The House version of the North Fork Watershed Protection Act easily passed its first hurdle this morning . . .
Legislation to protect the North Fork of the Flathead River from energy development passed a crucial congressional milestone early Tuesday morning.
The House Natural Resources Committee approved its version of the North Fork Watershed Protection Act without opposition, according to Rep. Steve Daines, R-Mont. Sen. Max Baucus, D-Mont., authored the measure and got it passed through the Senate Natural Resources Committee last June. That puts the bill in position for votes by both chambers.
“The North Fork is widely treasured as a precious corner of our state, a place where we harvest timber, we hunt and fish, and lead trips into the adjacent Glacier National Park,” Daines said in an email statement on Tuesday. “The local community wants to continue using this watershed of the river to benefit their local economy – which is largely outdoor recreation based.”

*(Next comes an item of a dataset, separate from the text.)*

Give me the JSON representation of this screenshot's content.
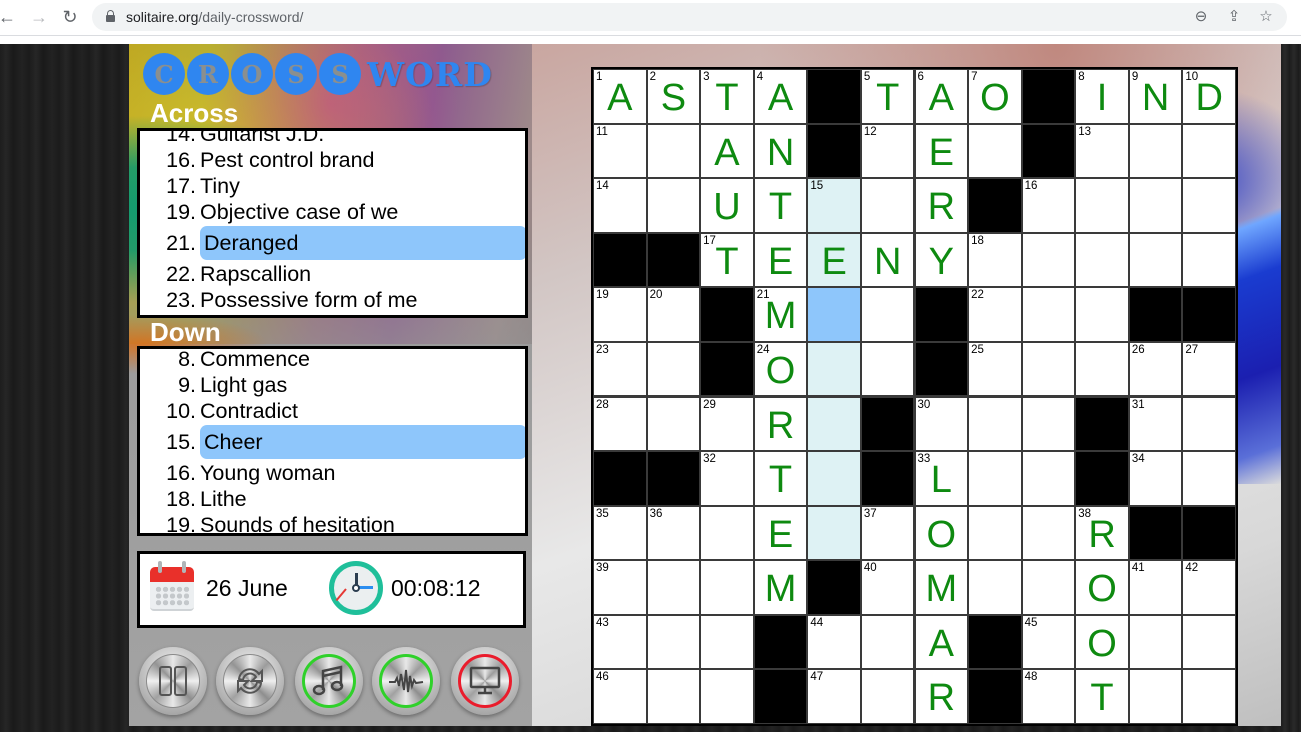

The Flathead Beacon just posted another of their “Focusing on…” articles, this time discussing the challenges to the Flathead River Corridor from increasing recreational pressure, which is forcing consideration of a new river corridor plan. Recommended reading . . .
The rhythm of the North Fork flows to a mellow tempo, even as the steady thrum of traffic and the ever-present flotilla of rafts and kayaks sketch a clear portrait of the wild and scenic river corridor’s growth and popularity.
Dust clouds roll off this unpaved portion of Highway 486, also known as the North Fork Flathead Road, and the meter of traffic ticking along the western border of Glacier National Park has given rise to the need for a new river management plan.
Designated a National Wild and Scenic River in 1976, the three forks of the Flathead River amount to 219 miles of what everyone agrees is “a very special place,” says Rob Davies, the Flathead National Forest’s district ranger for the Hungry Horse/Glacier View district. The North Fork Flathead River is protected by that designation, while its eastern tributaries and uplands are tucked away in Glacier Park. Its Canadian headwaters are protected by a provincial ban on mining and drilling, and U.S. Sen. Max Baucus has introduced legislation that would prohibit new energy and mineral development on the nearly 400,000 acres of the North Fork watershed within the Flathead National Forest.
Still, public land managers say the river corridor is being impacted by increased use, and have been collecting data to inform the future of the river corridor, while calling on the public to help adopt a new management strategy for recreational use.